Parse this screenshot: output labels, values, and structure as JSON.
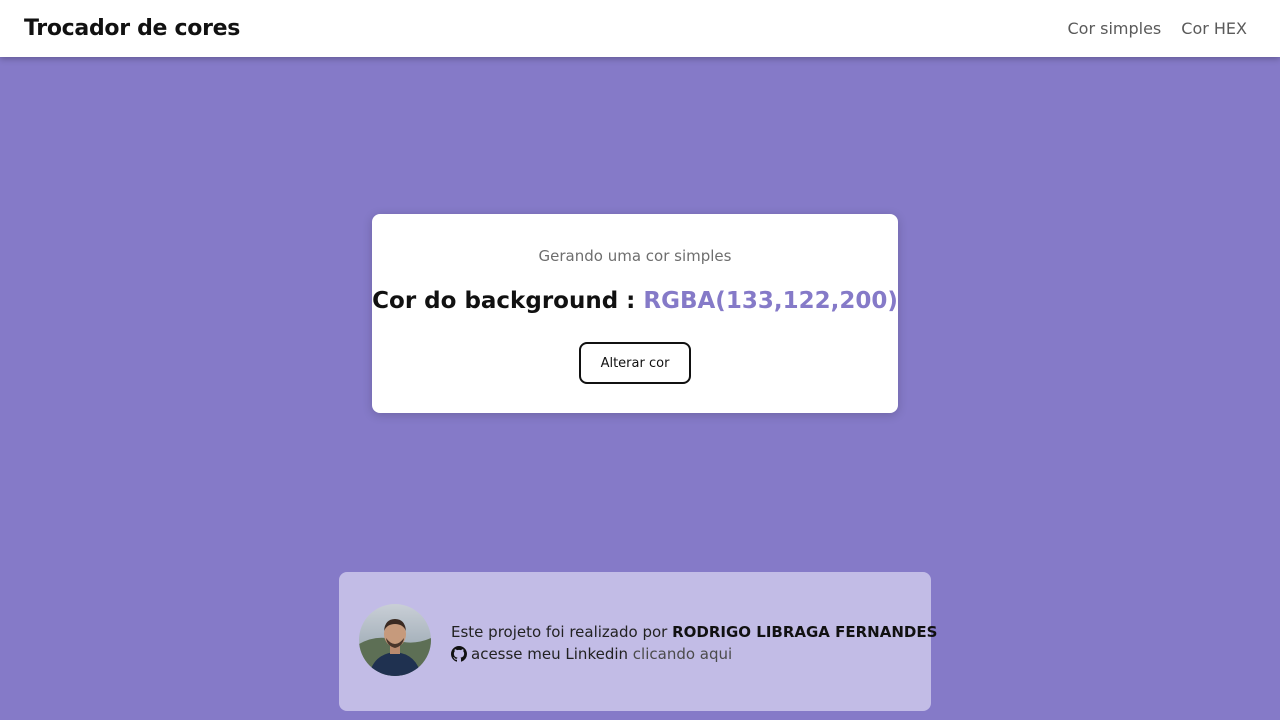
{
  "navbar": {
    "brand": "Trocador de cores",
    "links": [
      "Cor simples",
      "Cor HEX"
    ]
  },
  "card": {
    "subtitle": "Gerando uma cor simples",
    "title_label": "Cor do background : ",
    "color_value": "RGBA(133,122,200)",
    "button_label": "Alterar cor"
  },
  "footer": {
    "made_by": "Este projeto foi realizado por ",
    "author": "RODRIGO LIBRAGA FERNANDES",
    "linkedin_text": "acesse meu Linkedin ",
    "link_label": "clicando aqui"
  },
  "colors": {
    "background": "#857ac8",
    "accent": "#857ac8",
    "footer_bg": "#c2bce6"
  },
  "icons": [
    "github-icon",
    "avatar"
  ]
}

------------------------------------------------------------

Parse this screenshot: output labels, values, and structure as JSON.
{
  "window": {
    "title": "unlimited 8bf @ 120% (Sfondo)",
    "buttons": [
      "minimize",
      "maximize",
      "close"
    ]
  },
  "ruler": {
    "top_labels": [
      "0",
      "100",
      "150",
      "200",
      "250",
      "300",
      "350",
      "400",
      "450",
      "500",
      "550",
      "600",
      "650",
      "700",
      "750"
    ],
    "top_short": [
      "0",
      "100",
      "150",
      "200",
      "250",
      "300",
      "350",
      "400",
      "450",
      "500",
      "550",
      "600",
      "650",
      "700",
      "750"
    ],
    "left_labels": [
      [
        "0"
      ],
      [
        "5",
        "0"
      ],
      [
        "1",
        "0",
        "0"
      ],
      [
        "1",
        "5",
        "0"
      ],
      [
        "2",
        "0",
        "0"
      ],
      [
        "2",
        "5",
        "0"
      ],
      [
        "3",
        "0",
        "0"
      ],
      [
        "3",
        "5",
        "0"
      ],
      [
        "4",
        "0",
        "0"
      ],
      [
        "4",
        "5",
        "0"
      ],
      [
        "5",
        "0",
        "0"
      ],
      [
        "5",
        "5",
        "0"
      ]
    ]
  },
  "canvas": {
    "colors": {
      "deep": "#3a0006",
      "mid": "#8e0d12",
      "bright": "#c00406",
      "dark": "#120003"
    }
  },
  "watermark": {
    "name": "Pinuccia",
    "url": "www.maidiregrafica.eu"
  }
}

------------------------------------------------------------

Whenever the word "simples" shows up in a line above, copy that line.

      "Cor simples",
    "subtitle": "Gerando uma cor simples",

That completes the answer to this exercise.